(Items from a dataset)
BEGIN

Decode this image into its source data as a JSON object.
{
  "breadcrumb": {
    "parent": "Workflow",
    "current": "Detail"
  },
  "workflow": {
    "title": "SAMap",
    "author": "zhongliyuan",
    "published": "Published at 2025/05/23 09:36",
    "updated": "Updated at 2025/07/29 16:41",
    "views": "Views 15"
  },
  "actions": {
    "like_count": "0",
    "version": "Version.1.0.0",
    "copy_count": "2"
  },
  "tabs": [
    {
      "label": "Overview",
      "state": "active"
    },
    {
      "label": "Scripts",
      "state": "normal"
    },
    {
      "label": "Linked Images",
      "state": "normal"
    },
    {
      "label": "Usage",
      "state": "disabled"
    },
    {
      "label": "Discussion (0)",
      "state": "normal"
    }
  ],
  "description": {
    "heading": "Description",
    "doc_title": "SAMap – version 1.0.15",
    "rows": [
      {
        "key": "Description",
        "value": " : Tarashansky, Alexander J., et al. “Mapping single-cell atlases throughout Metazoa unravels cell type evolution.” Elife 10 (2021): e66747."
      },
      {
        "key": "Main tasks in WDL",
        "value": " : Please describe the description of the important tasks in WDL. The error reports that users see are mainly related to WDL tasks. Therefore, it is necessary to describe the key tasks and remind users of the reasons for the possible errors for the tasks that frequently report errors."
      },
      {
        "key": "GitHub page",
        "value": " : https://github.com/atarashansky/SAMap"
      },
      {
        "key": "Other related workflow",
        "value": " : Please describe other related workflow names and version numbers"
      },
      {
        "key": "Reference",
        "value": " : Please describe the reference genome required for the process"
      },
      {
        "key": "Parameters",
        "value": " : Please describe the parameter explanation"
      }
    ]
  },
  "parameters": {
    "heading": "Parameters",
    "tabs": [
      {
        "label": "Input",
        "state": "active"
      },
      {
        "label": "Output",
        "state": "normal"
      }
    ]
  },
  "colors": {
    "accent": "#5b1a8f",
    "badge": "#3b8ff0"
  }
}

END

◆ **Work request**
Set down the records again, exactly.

◆ **Expected answer**
Decode this image into its source data as a JSON object.
{
  "breadcrumb": {
    "parent": "Workflow",
    "current": "Detail"
  },
  "workflow": {
    "title": "SAMap",
    "author": "zhongliyuan",
    "published": "Published at 2025/05/23 09:36",
    "updated": "Updated at 2025/07/29 16:41",
    "views": "Views 15"
  },
  "actions": {
    "like_count": "0",
    "version": "Version.1.0.0",
    "copy_count": "2"
  },
  "tabs": [
    {
      "label": "Overview",
      "state": "active"
    },
    {
      "label": "Scripts",
      "state": "normal"
    },
    {
      "label": "Linked Images",
      "state": "normal"
    },
    {
      "label": "Usage",
      "state": "disabled"
    },
    {
      "label": "Discussion (0)",
      "state": "normal"
    }
  ],
  "description": {
    "heading": "Description",
    "doc_title": "SAMap – version 1.0.15",
    "rows": [
      {
        "key": "Description",
        "value": " : Tarashansky, Alexander J., et al. “Mapping single-cell atlases throughout Metazoa unravels cell type evolution.” Elife 10 (2021): e66747."
      },
      {
        "key": "Main tasks in WDL",
        "value": " : Please describe the description of the important tasks in WDL. The error reports that users see are mainly related to WDL tasks. Therefore, it is necessary to describe the key tasks and remind users of the reasons for the possible errors for the tasks that frequently report errors."
      },
      {
        "key": "GitHub page",
        "value": " : https://github.com/atarashansky/SAMap"
      },
      {
        "key": "Other related workflow",
        "value": " : Please describe other related workflow names and version numbers"
      },
      {
        "key": "Reference",
        "value": " : Please describe the reference genome required for the process"
      },
      {
        "key": "Parameters",
        "value": " : Please describe the parameter explanation"
      }
    ]
  },
  "parameters": {
    "heading": "Parameters",
    "tabs": [
      {
        "label": "Input",
        "state": "active"
      },
      {
        "label": "Output",
        "state": "normal"
      }
    ]
  },
  "colors": {
    "accent": "#5b1a8f",
    "badge": "#3b8ff0"
  }
}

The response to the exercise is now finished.